atmospheres, have strict rules, and often teach generations of students from the
The simplest definition of a boarding school is a place that
parents pay for a stodent to live and go to school.
The school's teachers,
coaches, and administrators live in dormitories with boarders and act as their
family enforcing the strict rules, making disciplinary decisions, and overseeing
behavior and academic performance.
Boarding schools can be one or all of the following:
academic boot camp, a
place for parents to put kids they don't want around or don't have the time for, a
haven from deteriorating public schools, a necessary credential for children of the
rich and famous, or a training ground for tomorrow's leaders.
These schools range
from small unknown institutions which will accept anyone, to the elite schools,
which are very selective and are a pipeline to Ivy-league schools and success.
Boarding schools are superior to public day schools.
Proponents of boarding
prep schools claim the schools offer unparalled discipline, a stronger curriculum,
exellent facilities, a way to get in to better colleges, a superior learning
environment, staggering extra-curricular options, and allow students to attain a
higher level of performance.
Opponents argue that the astronomical cost, anywhere
from $8000 to $25,000 per year for the most elite, is too expensive.
claim the rules are too extreme and suffocating, and that students experience an
abundance of stress.
The biggest argument against boarding schools is cost.
With an average cost
of $8000 to $25,000 (Topolnicki 100), many parents ask:
Are private boarding
schools worth the expense?
The extra attention and frills don't come cheap.
like buying stock or a new house," says private school consultant Georgia Irvin.
"It's a major investment." (Parker 111)
But many boarding schools have been
working hard to increase their financial aid and to structure new methods of
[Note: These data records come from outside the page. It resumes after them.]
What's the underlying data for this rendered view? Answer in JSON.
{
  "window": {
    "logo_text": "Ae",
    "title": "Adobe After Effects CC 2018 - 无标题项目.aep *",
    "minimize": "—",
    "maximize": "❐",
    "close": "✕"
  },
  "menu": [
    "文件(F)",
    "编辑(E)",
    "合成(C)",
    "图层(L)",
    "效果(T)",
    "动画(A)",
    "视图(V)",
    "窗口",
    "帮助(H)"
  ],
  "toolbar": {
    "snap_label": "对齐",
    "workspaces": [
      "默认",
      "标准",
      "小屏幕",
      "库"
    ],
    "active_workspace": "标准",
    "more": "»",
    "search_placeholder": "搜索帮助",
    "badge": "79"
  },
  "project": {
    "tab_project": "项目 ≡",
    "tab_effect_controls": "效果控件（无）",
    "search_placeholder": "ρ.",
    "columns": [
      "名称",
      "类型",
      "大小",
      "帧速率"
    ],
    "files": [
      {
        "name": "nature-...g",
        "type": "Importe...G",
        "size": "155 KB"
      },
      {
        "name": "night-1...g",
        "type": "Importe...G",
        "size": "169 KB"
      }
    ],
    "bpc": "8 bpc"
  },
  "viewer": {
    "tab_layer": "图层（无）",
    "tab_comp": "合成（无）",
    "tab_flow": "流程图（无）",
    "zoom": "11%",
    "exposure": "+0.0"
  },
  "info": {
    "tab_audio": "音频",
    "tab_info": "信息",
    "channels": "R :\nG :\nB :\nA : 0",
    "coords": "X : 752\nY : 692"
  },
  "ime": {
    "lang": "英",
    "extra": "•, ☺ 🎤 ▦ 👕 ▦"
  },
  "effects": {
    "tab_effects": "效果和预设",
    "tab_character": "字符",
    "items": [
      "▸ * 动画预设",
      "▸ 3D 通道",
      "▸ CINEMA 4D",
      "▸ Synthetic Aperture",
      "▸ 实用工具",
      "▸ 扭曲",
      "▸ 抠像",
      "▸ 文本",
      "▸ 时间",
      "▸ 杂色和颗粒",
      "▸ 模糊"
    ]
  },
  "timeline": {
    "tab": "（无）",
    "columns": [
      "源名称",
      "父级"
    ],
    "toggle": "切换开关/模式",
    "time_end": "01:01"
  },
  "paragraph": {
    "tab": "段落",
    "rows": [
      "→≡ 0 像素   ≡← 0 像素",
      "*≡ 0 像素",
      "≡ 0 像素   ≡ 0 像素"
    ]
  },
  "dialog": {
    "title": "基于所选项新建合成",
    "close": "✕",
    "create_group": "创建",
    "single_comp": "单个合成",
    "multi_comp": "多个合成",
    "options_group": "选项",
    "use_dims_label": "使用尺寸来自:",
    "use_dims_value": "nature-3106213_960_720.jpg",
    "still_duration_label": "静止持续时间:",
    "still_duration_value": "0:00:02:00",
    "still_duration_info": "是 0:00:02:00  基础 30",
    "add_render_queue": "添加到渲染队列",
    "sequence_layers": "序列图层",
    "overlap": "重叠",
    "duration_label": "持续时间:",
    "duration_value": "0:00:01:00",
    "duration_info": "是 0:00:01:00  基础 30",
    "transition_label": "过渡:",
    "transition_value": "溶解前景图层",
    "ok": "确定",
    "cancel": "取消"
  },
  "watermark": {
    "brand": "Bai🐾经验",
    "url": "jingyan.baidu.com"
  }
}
Pricey prep schools are more likely to give scholarships. Sixteen percent
of students who attend get financial aid, which averages $5,400 a year.
( Topolnicki 101)